Liking the same boy band just isn’t enough anymore.
Think about your five best friends. Chances are most, or maybe even all of them, are people you’ve known since school. I know mine are.
My best friends know me inside out. It doesn’t matter if we haven’t seen each other in a year (because we live in different countries) or if it’s been a while since we spoke on the phone – I know it will never feel awkward or weird when we get together. We know each other’s parents, ex-boyfriends and embarrassing hobbies (trampolining, anyone?), and being with them means I can be myself and completely let my guard down – it’s one of the best feelings in the world.
But for some reason it’s not the same with friends I’ve made in my 20s. I’m grateful to have them in my life, but I also feel we will never reach that aforementioned familiarity, which poses the question: Why is it so hard to make good friends in your 20s? In school, liking the same boy band was enough to become BFFs instantly.
Nowadays I can’t be friends with anyone unless we have similar lifestyles and values, and it’s hard to tell what someone is really like because as we grow older we tend to hide behind a wall of politeness and socially acceptable things to say. I also doubt I will ever truly know everything about them, since we didn’t grow up learning new things and making mistakes together, which lays a few roadblocks down.
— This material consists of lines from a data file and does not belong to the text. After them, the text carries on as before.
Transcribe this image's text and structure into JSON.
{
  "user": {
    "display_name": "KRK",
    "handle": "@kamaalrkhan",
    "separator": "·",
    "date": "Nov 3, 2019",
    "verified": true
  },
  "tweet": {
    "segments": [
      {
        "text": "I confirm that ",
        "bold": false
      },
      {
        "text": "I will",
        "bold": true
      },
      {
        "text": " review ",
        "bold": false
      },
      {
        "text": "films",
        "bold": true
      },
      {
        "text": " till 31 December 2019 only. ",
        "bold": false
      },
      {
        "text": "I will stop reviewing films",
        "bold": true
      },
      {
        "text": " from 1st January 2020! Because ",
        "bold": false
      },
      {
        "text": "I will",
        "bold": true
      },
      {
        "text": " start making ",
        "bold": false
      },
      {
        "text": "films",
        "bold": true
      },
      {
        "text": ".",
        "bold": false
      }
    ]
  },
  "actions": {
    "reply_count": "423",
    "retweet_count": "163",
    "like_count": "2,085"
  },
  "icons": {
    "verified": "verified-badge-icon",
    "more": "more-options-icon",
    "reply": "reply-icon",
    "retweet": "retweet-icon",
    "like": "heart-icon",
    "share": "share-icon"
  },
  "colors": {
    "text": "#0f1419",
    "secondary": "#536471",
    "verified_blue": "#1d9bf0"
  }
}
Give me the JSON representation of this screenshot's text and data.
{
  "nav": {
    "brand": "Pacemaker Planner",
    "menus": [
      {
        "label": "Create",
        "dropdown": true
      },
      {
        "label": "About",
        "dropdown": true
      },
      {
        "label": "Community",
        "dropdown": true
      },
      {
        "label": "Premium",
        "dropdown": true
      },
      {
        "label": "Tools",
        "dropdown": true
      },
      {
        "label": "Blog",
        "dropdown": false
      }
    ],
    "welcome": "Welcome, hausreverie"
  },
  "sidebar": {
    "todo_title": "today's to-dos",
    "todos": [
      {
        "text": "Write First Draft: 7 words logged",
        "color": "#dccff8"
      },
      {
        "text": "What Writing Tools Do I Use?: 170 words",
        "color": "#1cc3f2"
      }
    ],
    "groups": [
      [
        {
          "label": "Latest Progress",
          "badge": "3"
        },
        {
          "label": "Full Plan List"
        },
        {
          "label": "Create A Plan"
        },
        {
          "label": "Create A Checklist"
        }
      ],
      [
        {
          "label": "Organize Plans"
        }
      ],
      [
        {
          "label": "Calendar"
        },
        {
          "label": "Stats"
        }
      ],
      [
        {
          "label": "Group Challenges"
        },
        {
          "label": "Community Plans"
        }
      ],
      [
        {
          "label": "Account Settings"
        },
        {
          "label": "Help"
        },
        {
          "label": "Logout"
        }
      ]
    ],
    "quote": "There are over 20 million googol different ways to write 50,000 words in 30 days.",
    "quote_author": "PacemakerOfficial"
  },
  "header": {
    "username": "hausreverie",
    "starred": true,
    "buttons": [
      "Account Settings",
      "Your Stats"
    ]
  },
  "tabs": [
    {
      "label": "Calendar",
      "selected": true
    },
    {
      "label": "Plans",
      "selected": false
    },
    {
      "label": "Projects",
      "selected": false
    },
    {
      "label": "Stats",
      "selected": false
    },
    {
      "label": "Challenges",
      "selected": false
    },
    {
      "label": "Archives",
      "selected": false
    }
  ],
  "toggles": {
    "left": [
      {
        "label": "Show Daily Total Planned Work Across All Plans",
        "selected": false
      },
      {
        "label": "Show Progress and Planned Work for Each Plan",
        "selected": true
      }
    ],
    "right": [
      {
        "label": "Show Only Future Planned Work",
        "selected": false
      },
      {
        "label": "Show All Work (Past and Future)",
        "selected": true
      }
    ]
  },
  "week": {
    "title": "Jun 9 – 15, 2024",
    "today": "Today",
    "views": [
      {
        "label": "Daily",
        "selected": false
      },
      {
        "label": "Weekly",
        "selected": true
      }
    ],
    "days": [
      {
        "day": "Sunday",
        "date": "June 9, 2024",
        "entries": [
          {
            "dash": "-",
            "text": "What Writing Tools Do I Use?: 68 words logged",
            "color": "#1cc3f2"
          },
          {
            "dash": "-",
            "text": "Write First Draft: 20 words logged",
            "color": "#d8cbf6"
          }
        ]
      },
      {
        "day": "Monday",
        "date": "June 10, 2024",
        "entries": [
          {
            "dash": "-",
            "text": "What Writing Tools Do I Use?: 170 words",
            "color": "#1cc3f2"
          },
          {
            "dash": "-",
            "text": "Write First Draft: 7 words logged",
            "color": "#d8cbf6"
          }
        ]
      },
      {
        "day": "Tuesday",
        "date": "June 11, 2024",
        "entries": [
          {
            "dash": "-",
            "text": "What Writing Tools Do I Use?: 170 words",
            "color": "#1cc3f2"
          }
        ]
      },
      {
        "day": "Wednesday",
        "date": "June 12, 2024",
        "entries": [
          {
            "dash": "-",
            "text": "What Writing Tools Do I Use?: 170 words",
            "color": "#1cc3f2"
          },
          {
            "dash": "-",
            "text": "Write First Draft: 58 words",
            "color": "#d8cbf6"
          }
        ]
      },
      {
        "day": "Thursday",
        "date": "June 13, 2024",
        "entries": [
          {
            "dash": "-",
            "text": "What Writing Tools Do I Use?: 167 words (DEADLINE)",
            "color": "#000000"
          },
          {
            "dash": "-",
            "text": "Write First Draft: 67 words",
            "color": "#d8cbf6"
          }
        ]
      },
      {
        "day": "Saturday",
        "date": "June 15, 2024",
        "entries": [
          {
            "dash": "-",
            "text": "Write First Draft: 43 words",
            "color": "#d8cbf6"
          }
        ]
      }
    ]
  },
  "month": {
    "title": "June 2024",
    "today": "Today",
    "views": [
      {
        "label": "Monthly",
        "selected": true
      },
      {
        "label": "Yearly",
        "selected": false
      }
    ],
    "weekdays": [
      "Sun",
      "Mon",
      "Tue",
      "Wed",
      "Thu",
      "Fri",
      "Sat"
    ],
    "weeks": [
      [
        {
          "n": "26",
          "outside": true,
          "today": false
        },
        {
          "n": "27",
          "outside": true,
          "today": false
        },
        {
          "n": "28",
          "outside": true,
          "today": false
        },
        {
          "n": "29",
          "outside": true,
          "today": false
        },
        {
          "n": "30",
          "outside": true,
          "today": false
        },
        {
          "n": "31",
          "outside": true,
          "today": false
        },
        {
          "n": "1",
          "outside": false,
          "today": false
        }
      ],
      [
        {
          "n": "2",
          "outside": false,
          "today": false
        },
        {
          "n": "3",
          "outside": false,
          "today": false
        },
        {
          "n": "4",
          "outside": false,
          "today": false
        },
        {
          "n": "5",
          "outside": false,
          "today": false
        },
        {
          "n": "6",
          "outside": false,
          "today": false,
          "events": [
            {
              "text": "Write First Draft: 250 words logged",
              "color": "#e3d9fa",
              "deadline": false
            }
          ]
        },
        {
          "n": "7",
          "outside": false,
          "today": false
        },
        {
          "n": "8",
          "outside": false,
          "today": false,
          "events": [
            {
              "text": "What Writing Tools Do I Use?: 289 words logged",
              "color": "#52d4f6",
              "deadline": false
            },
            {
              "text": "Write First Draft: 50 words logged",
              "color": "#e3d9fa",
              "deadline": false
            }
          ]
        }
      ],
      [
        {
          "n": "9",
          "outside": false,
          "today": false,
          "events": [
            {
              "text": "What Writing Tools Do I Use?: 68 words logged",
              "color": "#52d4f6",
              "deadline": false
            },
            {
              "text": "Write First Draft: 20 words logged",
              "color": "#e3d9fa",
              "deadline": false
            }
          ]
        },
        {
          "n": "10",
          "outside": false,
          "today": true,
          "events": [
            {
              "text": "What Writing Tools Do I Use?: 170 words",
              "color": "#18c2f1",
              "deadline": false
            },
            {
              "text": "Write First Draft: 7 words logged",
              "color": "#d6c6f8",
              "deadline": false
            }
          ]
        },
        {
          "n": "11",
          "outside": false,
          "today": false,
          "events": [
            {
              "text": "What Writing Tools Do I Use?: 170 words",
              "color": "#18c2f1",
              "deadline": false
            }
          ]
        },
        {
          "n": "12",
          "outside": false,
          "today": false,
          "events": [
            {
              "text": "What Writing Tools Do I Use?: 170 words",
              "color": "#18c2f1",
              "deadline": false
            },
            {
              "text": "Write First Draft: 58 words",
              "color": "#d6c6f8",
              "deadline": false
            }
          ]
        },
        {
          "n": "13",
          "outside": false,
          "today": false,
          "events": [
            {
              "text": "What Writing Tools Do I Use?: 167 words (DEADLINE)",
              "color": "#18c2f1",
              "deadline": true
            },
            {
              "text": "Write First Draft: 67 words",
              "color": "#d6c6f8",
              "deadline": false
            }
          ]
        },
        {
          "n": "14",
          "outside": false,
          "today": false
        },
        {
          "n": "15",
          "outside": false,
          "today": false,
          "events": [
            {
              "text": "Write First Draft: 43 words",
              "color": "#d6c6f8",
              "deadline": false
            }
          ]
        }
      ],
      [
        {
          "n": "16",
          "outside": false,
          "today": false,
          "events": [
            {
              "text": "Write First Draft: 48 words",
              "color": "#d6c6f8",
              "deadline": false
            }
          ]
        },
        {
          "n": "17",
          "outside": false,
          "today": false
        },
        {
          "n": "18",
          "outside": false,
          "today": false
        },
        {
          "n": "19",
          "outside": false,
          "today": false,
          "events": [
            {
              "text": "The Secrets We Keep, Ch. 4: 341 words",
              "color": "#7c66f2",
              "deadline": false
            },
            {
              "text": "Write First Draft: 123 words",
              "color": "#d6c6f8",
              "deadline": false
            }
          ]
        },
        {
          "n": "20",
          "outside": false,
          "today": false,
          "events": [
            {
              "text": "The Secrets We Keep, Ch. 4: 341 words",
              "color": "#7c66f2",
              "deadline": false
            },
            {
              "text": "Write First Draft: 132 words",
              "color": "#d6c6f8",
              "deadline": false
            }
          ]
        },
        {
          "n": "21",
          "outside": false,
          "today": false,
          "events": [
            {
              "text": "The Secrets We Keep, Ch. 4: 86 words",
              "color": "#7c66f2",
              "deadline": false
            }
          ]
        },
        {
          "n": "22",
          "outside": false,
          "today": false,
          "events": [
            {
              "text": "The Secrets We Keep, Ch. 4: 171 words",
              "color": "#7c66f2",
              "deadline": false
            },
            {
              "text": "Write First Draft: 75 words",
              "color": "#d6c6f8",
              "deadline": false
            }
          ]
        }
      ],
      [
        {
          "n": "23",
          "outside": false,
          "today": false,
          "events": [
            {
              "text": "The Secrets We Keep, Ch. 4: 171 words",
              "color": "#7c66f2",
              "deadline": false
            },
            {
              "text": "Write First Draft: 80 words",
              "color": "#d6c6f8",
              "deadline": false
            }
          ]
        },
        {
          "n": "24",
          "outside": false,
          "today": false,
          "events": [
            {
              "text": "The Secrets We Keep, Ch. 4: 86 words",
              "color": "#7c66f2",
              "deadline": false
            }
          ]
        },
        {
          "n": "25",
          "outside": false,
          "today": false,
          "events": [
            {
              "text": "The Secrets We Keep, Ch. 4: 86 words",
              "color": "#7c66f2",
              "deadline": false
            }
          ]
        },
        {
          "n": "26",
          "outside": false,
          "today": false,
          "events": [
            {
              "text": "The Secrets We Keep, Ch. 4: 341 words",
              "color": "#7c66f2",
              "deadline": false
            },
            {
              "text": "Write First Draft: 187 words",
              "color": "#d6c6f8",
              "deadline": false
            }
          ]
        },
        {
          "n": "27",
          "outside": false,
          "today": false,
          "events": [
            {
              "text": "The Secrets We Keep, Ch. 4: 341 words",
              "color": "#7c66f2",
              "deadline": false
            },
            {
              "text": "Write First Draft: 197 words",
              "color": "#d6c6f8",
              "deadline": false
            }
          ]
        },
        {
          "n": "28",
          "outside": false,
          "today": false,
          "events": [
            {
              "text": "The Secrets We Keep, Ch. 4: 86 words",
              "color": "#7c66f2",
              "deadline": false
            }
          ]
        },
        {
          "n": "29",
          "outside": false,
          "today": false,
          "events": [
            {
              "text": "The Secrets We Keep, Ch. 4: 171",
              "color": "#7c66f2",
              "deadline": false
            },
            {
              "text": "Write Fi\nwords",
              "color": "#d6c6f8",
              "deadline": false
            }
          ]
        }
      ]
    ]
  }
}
The experts think the biggest hurdle when it comes to making friends in your 20s is a lack of time. Shasta Nelson, author of Friendships Don’t Just Happen, notes: “If friendships feel harder when we’re older, it’s more often than not because we aren’t putting in consistent time with a few people. Yes, we might think we’re pickier. Yes, we might think we’re more stressed. Yes, we might think it’s because we need our world view to match … but in reality we can like and bond under all those circumstances, just not if we don’t spend time together.”
Sounds logical, but that doesn’t make the situation any easier. When 40 hours a week are taken up by work, and weekends are packed with open-house inspections, baby showers and weddings, there is little to no time left for bonding with new friends, which is why they often stay acquaintances.
But who knows – maybe in 10 years I will count some of the people I’ve met in my 20s as my closest friends. By then we will have celebrated important new phases in our lives – most likely starting our own families – and may feel closer to them as a result, while some older friendships may have suffered due to different lifestyle choices.
Nonetheless, I can’t help thinking nobody will ever compare to my childhood friends – but maybe that’s not a bad thing. I consider myself very lucky to have a handful of really close friends I’ve known my whole life; keeping them until I grow old while continuing to form new, more superficial but still valuable friendships is all I could ask for.
Images via tumblr.com.
Comment: How many high-school friends do you still keep in touch with?